We explored a range of solutions to discourage dogs from eating poop. Commercial deterrent sprays and natural ingredients like bitter apple or vinegar can make feces less appealing. Behavioral training techniques, such as positive reinforcement and redirection, can help dogs develop new habits. Dietary changes and a clean environment also contribute to reducing this behavior.

Evaluating Effectiveness

The effectiveness of different approaches may vary depending on the individual dog and underlying reasons for their behavior. Experimentation and adaptation may be required to find what works best for your specific dog.

Additional Tips

Reinforce the importance of consistent training and provide a clean environment for your dog. Regular exercise and mental stimulation can also help curb undesirable behaviors. If you’re struggling, consulting a professional dog trainer or veterinarian can provide valuable guidance.

Continual Exploration

Remember, every dog is unique, and what works for one may not work for another. Continually research and explore different strategies to find the most suitable approach. Stay patient, consistent, and proactive to increase the likelihood of success in curbing this behavior.

In conclusion, dogs eating poop can be a challenging behavior to address, but with the right strategies and commitment to finding a solution, it’s possible to manage and prevent this behavior effectively. By understanding the problem, overcoming challenges, and implementing the solutions discussed, you can create a healthier and more hygienic environment for your furry companion. Stay dedicated, be patient, and remember that your efforts can make a positive impact on your dog’s well-being.

Frequently Asked Questions

Can I use household cleaning sprays to deter my dog from eating poop?

It is not recommended to use household cleaning sprays as deterrents for dogs eating poop. These sprays may contain chemicals that can be harmful if ingested by your dog. It is best to use specially formulated deterrent sprays that are safe for dogs and specifically designed to discourage them from consuming feces.

How often should I apply deterrent sprays on dog poop?

The frequency of applying deterrent sprays on dog poop can vary depending on the product and the effectiveness you observe. Follow the instructions provided by the manufacturer for the specific spray you are using. In general, it is recommended to apply the spray every time your dog eliminates to consistently reinforce the association between the unpleasant taste or smell and the act of consuming feces.

Are there any natural alternatives to commercial deterrent sprays?

Yes, there are natural alternatives to commercial deterrent sprays that can be effective in deterring dogs from eating poop. Some options include bitter apple spray, hot pepper spray, vinegar solution, and citrus-based sprays. These natural ingredients can create an unpleasant taste or smell that dogs find unappealing.
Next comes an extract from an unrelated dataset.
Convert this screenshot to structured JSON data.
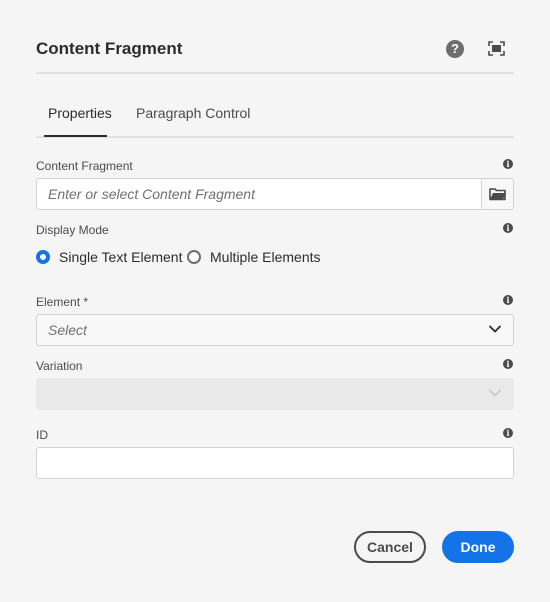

However, it’s important to remember that the effectiveness may vary between individual dogs, so experimentation may be necessary to find the most effective natural deterrent for your dog.

Will deterrent sprays work for all dogs?

Deterrent sprays may not work for all dogs. Each dog has unique preferences and sensitivities to taste and smell. While some dogs may be deterred by the taste or smell created by the sprays, others may be less affected and continue the behavior despite the spray. It’s important to combine the use of sprays with proper training techniques, such as positive reinforcement and redirection, to address the underlying causes of the behavior effectively.

Can I consult a veterinarian for guidance on using deterrent sprays?

Yes, it is advisable to consult a veterinarian for guidance on using deterrent sprays. They can provide valuable insights based


Posted

in

by

Tags:

Comments

Leave a Reply

Your email address will not be published. Required fields are marked *